• Exercise brief:
Go through the records below and copy out every line that contains the word "digicampus".

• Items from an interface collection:

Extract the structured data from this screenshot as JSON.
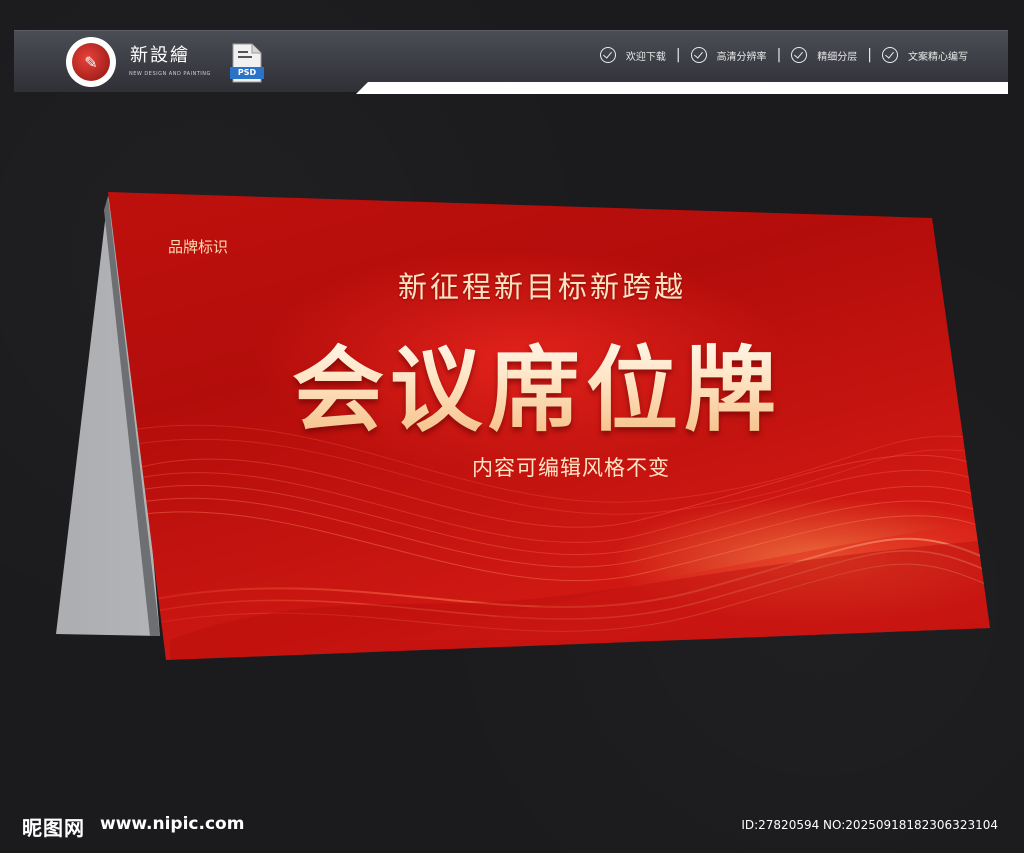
{
  "header": {
    "brand_title": "新設繪",
    "brand_subtitle": "NEW DESIGN AND PAINTING",
    "file_type": "PSD",
    "features": [
      "欢迎下载",
      "高清分辨率",
      "精细分层",
      "文案精心编写"
    ],
    "separator": "|"
  },
  "card": {
    "brand_mark": "品牌标识",
    "slogan": "新征程新目标新跨越",
    "title": "会议席位牌",
    "subtitle": "内容可编辑风格不变",
    "colors": {
      "red": "#c8130f",
      "gold": "#ffe2c0",
      "back": "#c4c5c8"
    }
  },
  "footer": {
    "site_logo": "昵图网",
    "url": "www.nipic.com",
    "id_text": "ID:27820594 NO:20250918182306323104"
  }
}
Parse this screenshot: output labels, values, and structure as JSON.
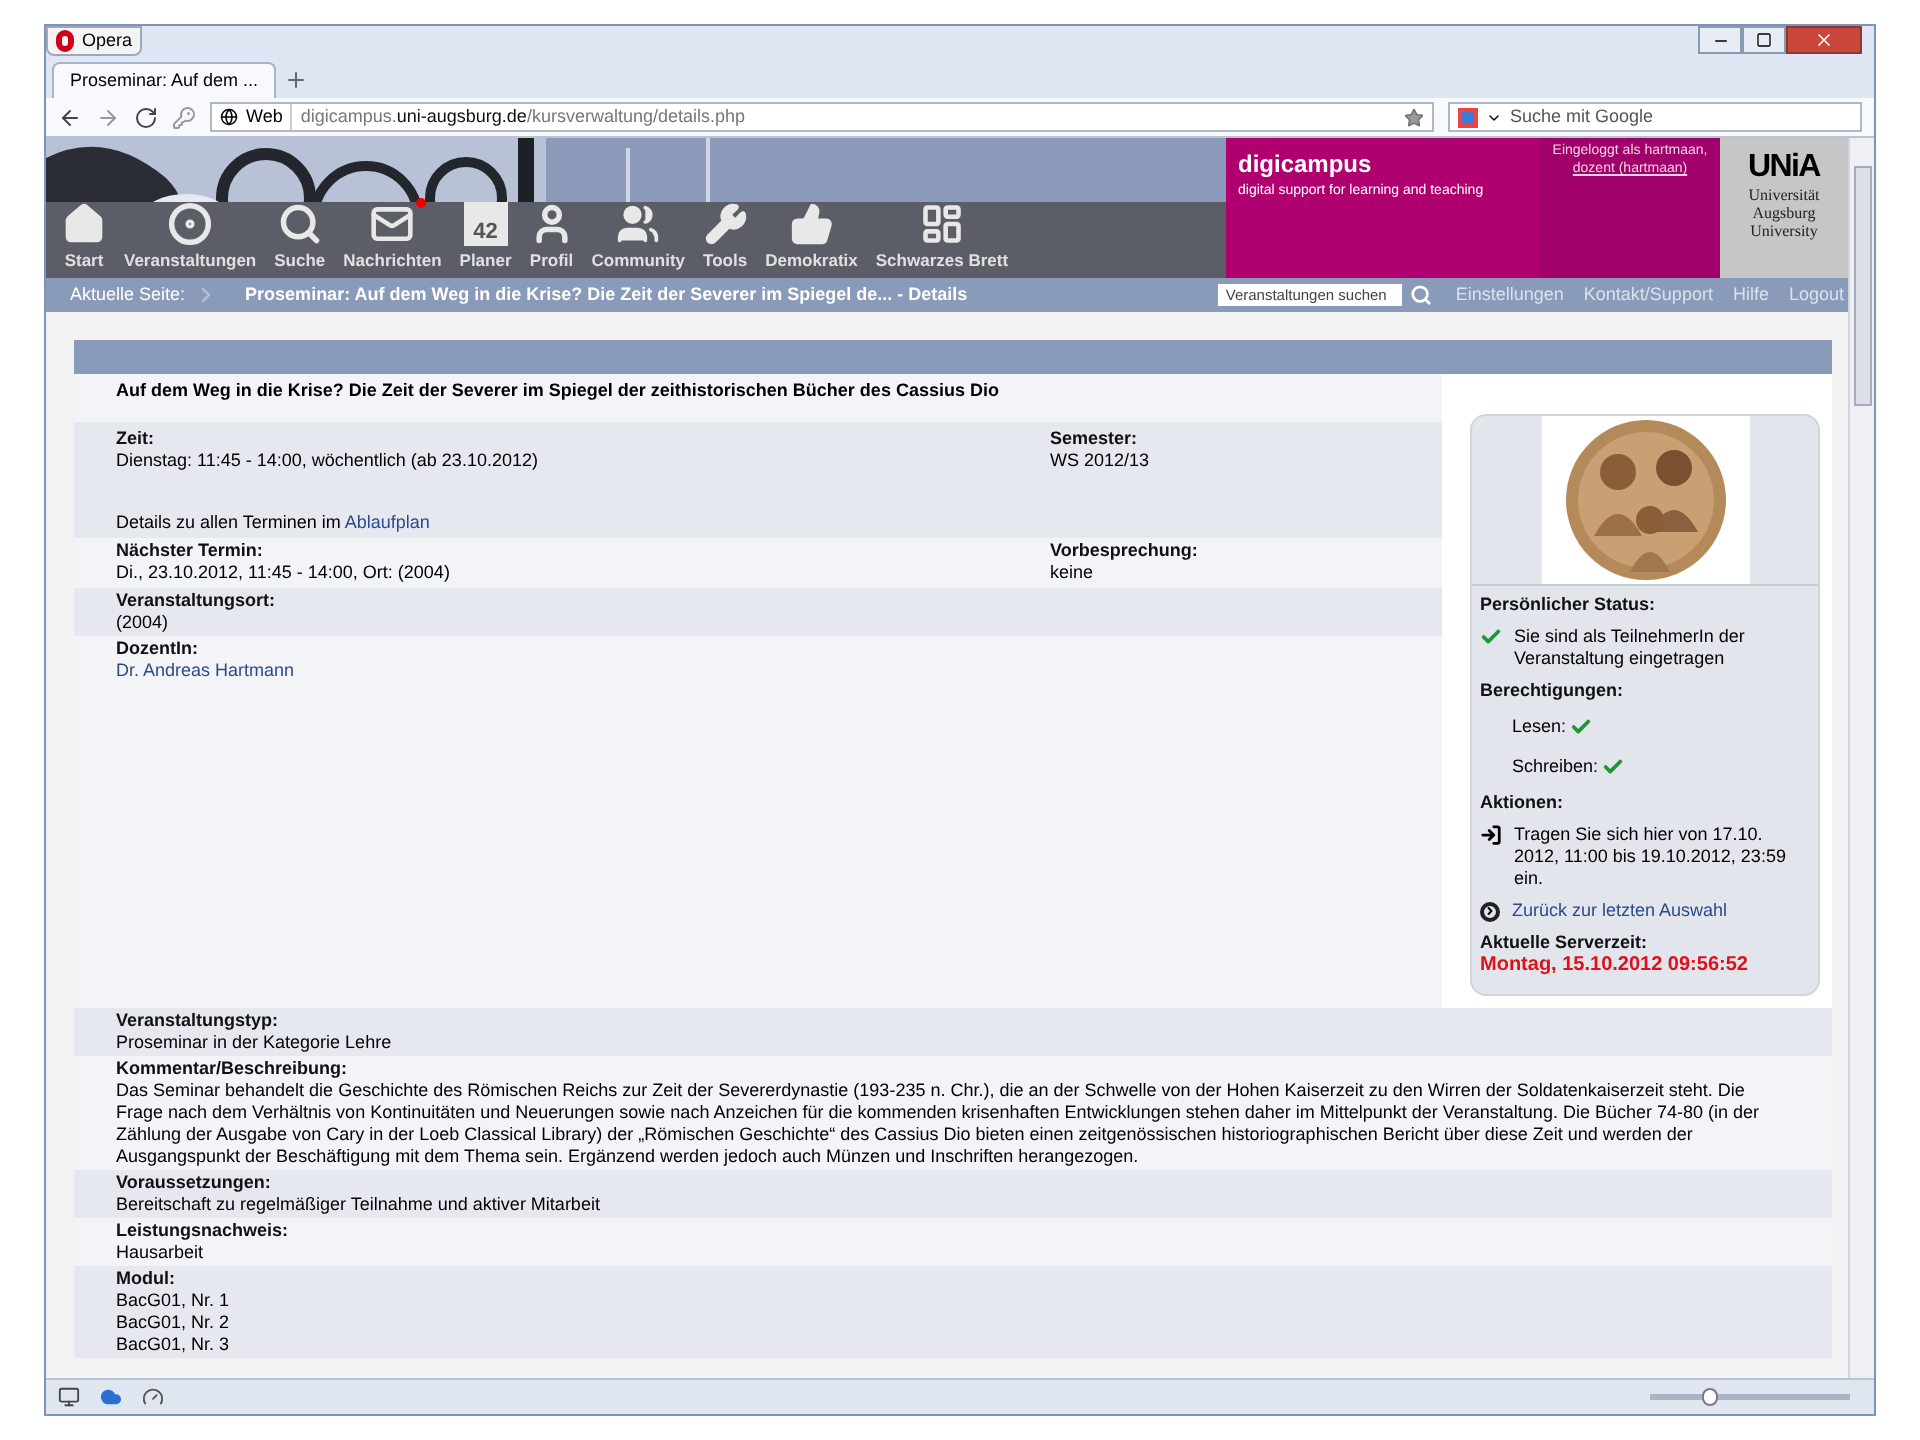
{
  "browser": {
    "menu_button": "Opera",
    "tab": {
      "title": "Proseminar: Auf dem ...",
      "selected": true
    },
    "address": {
      "badge": "Web",
      "host_prefix": "digicampus.",
      "host": "uni-augsburg.de",
      "path": "/kursverwaltung/details.php"
    },
    "search": {
      "placeholder": "Suche mit Google"
    }
  },
  "header": {
    "brand": "digicampus",
    "tagline": "digital support for learning and teaching",
    "login_text": "Eingeloggt als hartmaan,",
    "login_link": "dozent (hartmaan)",
    "logo_mark": "UNiA",
    "logo_lines": [
      "Universität",
      "Augsburg",
      "University"
    ]
  },
  "nav": [
    {
      "kind": "home",
      "label": "Start",
      "unread": false
    },
    {
      "kind": "courses",
      "label": "Veranstaltungen",
      "unread": false
    },
    {
      "kind": "search",
      "label": "Suche",
      "unread": false
    },
    {
      "kind": "mail",
      "label": "Nachrichten",
      "unread": true
    },
    {
      "kind": "calendar",
      "label": "Planer",
      "icon_text": "42",
      "unread": false
    },
    {
      "kind": "profile",
      "label": "Profil",
      "unread": false
    },
    {
      "kind": "community",
      "label": "Community",
      "unread": false
    },
    {
      "kind": "tools",
      "label": "Tools",
      "unread": false
    },
    {
      "kind": "vote",
      "label": "Demokratix",
      "unread": false
    },
    {
      "kind": "board",
      "label": "Schwarzes Brett",
      "unread": false
    }
  ],
  "breadcrumb": {
    "label": "Aktuelle Seite:",
    "title": "Proseminar: Auf dem Weg in die Krise? Die Zeit der Severer im Spiegel de... - Details",
    "search_placeholder": "Veranstaltungen suchen",
    "links": [
      "Einstellungen",
      "Kontakt/Support",
      "Hilfe",
      "Logout"
    ]
  },
  "course": {
    "title": "Auf dem Weg in die Krise? Die Zeit der Severer im Spiegel der zeithistorischen Bücher des Cassius Dio",
    "time": {
      "label": "Zeit:",
      "value": "Dienstag: 11:45 - 14:00, wöchentlich (ab 23.10.2012)",
      "note": "Details zu allen Terminen im",
      "note_link": "Ablaufplan"
    },
    "semester": {
      "label": "Semester:",
      "value": "WS 2012/13"
    },
    "next": {
      "label": "Nächster Termin:",
      "value": "Di., 23.10.2012, 11:45 - 14:00, Ort: (2004)"
    },
    "prelim": {
      "label": "Vorbesprechung:",
      "value": "keine"
    },
    "place": {
      "label": "Veranstaltungsort:",
      "value": "(2004)"
    },
    "lecturer": {
      "label": "DozentIn:",
      "value": "Dr. Andreas Hartmann"
    },
    "sections": [
      {
        "label": "Veranstaltungstyp:",
        "lines": [
          "Proseminar in der Kategorie Lehre"
        ]
      },
      {
        "label": "Kommentar/Beschreibung:",
        "lines": [
          "Das Seminar behandelt die Geschichte des Römischen Reichs zur Zeit der Severerdynastie (193-235 n. Chr.), die an der Schwelle von der Hohen Kaiserzeit zu den Wirren der Soldatenkaiserzeit steht. Die Frage nach dem Verhältnis von Kontinuitäten und Neuerungen sowie nach Anzeichen für die kommenden krisenhaften Entwicklungen stehen daher im Mittelpunkt der Veranstaltung. Die Bücher 74-80 (in der Zählung der Ausgabe von Cary in der Loeb Classical Library) der „Römischen Geschichte“ des Cassius Dio bieten einen zeitgenössischen historiographischen Bericht über diese Zeit und werden der Ausgangspunkt der Beschäftigung mit dem Thema sein. Ergänzend werden jedoch auch Münzen und Inschriften herangezogen."
        ]
      },
      {
        "label": "Voraussetzungen:",
        "lines": [
          "Bereitschaft zu regelmäßiger Teilnahme und aktiver Mitarbeit"
        ]
      },
      {
        "label": "Leistungsnachweis:",
        "lines": [
          "Hausarbeit"
        ]
      },
      {
        "label": "Modul:",
        "lines": [
          "BacG01, Nr. 1",
          "BacG01, Nr. 2",
          "BacG01, Nr. 3"
        ]
      }
    ]
  },
  "sidebar": {
    "status_heading": "Persönlicher Status:",
    "status_text": "Sie sind als TeilnehmerIn der Veranstaltung eingetragen",
    "permissions_heading": "Berechtigungen:",
    "permissions": [
      {
        "label": "Lesen:",
        "granted": true
      },
      {
        "label": "Schreiben:",
        "granted": true
      }
    ],
    "actions_heading": "Aktionen:",
    "action_text": "Tragen Sie sich hier von 17.10. 2012, 11:00 bis 19.10.2012, 23:59 ein.",
    "back_link": "Zurück zur letzten Auswahl",
    "server_time_heading": "Aktuelle Serverzeit:",
    "server_time": "Montag, 15.10.2012 09:56:52"
  },
  "zoom": {
    "level": 0.3
  }
}
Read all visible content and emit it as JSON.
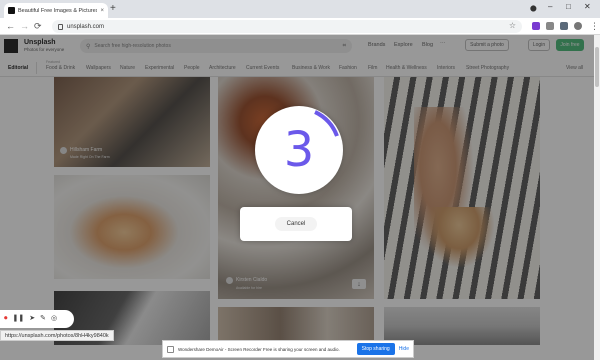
{
  "browser": {
    "tab_title": "Beautiful Free Images & Pictures",
    "tab_close": "×",
    "new_tab": "+",
    "url": "unsplash.com",
    "back": "←",
    "forward": "→",
    "reload": "⟳",
    "star": "☆",
    "menu": "⋮",
    "minimize": "–",
    "maximize": "□",
    "close": "✕"
  },
  "header": {
    "brand": "Unsplash",
    "brand_sub": "Photos for everyone",
    "search_placeholder": "Search free high-resolution photos",
    "nav": [
      "Brands",
      "Explore",
      "Blog"
    ],
    "more": "···",
    "submit_label": "Submit a photo",
    "login_label": "Login",
    "join_label": "Join free"
  },
  "categories": {
    "editorial": "Editorial",
    "featured_label": "Featured",
    "items": [
      "Food & Drink",
      "Wallpapers",
      "Nature",
      "Experimental",
      "People",
      "Architecture",
      "Current Events",
      "Business & Work",
      "Fashion",
      "Film",
      "Health & Wellness",
      "Interiors",
      "Street Photography"
    ],
    "view_all": "View all"
  },
  "photos": {
    "food_credit": "Hillsham Farm",
    "food_credit_sub": "Made Right On The Farm",
    "drinks_credit": "Kirsten Cialdo",
    "drinks_credit_sub": "Available for hire"
  },
  "overlay": {
    "countdown": "3",
    "cancel_label": "Cancel"
  },
  "recorder": {
    "icons": [
      "record-icon",
      "pause-icon",
      "pointer-icon",
      "pen-icon",
      "webcam-icon"
    ]
  },
  "status": {
    "url": "https://unsplash.com/photos/8hH4ky9840k"
  },
  "sharing": {
    "text": "Wondershare DemoAir - Screen Recorder Free is sharing your screen and audio.",
    "stop_label": "Stop sharing",
    "hide_label": "Hide"
  },
  "colors": {
    "countdown_accent": "#6b59ea",
    "join_green": "#3cb46e",
    "stop_blue": "#1a73e8"
  }
}
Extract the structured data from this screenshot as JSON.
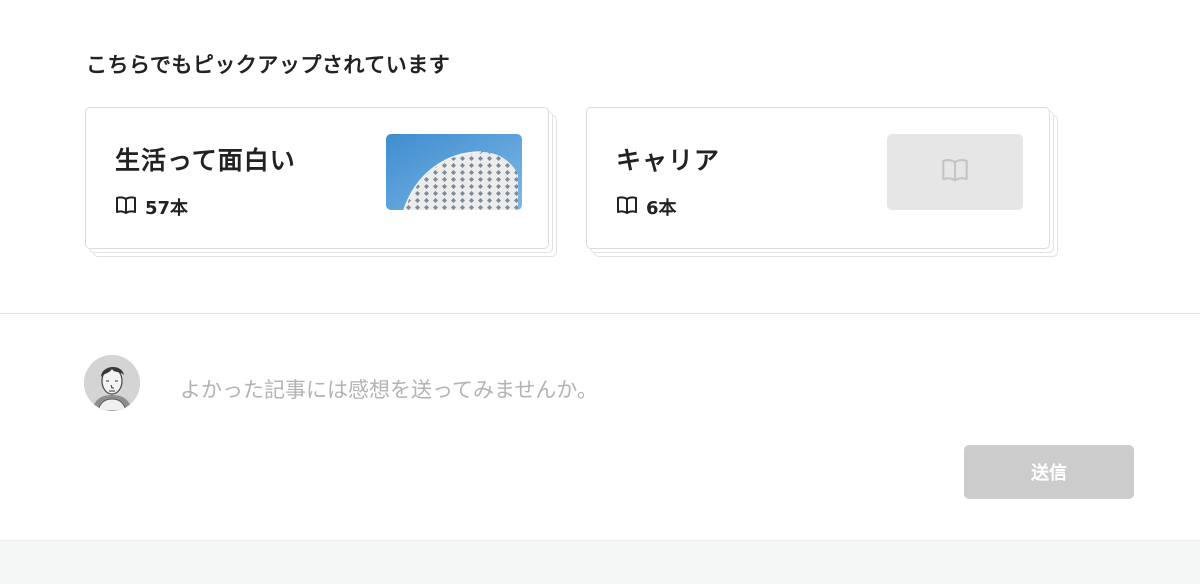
{
  "pickup": {
    "heading": "こちらでもピックアップされています",
    "cards": [
      {
        "title": "生活って面白い",
        "count": "57本",
        "thumbnail": "building-photo"
      },
      {
        "title": "キャリア",
        "count": "6本",
        "thumbnail": "book-icon"
      }
    ]
  },
  "comment": {
    "placeholder": "よかった記事には感想を送ってみませんか。",
    "send_label": "送信"
  },
  "colors": {
    "send_button_disabled": "#cccccc",
    "placeholder_thumb": "#e6e6e6",
    "sky_blue": "#4a9ad6"
  }
}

• Solution:
      "host_prefix": "digicampus.",
    "brand": "digicampus",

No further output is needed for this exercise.